┌─ Extracted data

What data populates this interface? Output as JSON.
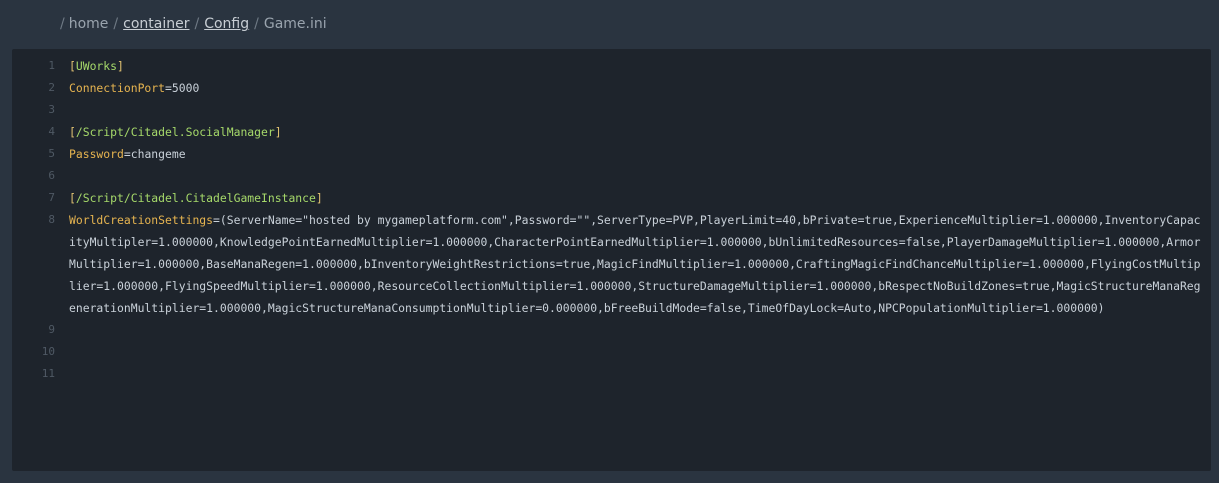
{
  "breadcrumb": {
    "separator": "/",
    "items": [
      {
        "label": "home",
        "link": false
      },
      {
        "label": "container",
        "link": true
      },
      {
        "label": "Config",
        "link": true
      },
      {
        "label": "Game.ini",
        "link": false
      }
    ]
  },
  "editor": {
    "file": "Game.ini",
    "lines": [
      {
        "num": "1",
        "type": "section",
        "name": "UWorks"
      },
      {
        "num": "2",
        "type": "kv",
        "key": "ConnectionPort",
        "value": "5000"
      },
      {
        "num": "3",
        "type": "blank"
      },
      {
        "num": "4",
        "type": "section",
        "name": "/Script/Citadel.SocialManager"
      },
      {
        "num": "5",
        "type": "kv",
        "key": "Password",
        "value": "changeme"
      },
      {
        "num": "6",
        "type": "blank"
      },
      {
        "num": "7",
        "type": "section",
        "name": "/Script/Citadel.CitadelGameInstance"
      },
      {
        "num": "8",
        "type": "kv",
        "key": "WorldCreationSettings",
        "value": "(ServerName=\"hosted by mygameplatform.com\",Password=\"\",ServerType=PVP,PlayerLimit=40,bPrivate=true,ExperienceMultiplier=1.000000,InventoryCapacityMultipler=1.000000,KnowledgePointEarnedMultiplier=1.000000,CharacterPointEarnedMultiplier=1.000000,bUnlimitedResources=false,PlayerDamageMultiplier=1.000000,ArmorMultiplier=1.000000,BaseManaRegen=1.000000,bInventoryWeightRestrictions=true,MagicFindMultiplier=1.000000,CraftingMagicFindChanceMultiplier=1.000000,FlyingCostMultiplier=1.000000,FlyingSpeedMultiplier=1.000000,ResourceCollectionMultiplier=1.000000,StructureDamageMultiplier=1.000000,bRespectNoBuildZones=true,MagicStructureManaRegenerationMultiplier=1.000000,MagicStructureManaConsumptionMultiplier=0.000000,bFreeBuildMode=false,TimeOfDayLock=Auto,NPCPopulationMultiplier=1.000000)"
      },
      {
        "num": "9",
        "type": "blank"
      },
      {
        "num": "10",
        "type": "blank"
      },
      {
        "num": "11",
        "type": "blank"
      }
    ]
  },
  "colors": {
    "page_bg": "#2a3440",
    "editor_bg": "#1e242c",
    "section_name": "#a6d96a",
    "bracket": "#e0c171",
    "key": "#e6b450",
    "value": "#c9d1d9",
    "line_number": "#4f5964"
  }
}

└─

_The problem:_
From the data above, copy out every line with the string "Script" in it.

_Completed task:_
        "name": "/Script/Citadel.SocialManager"
        "name": "/Script/Citadel.CitadelGameInstance"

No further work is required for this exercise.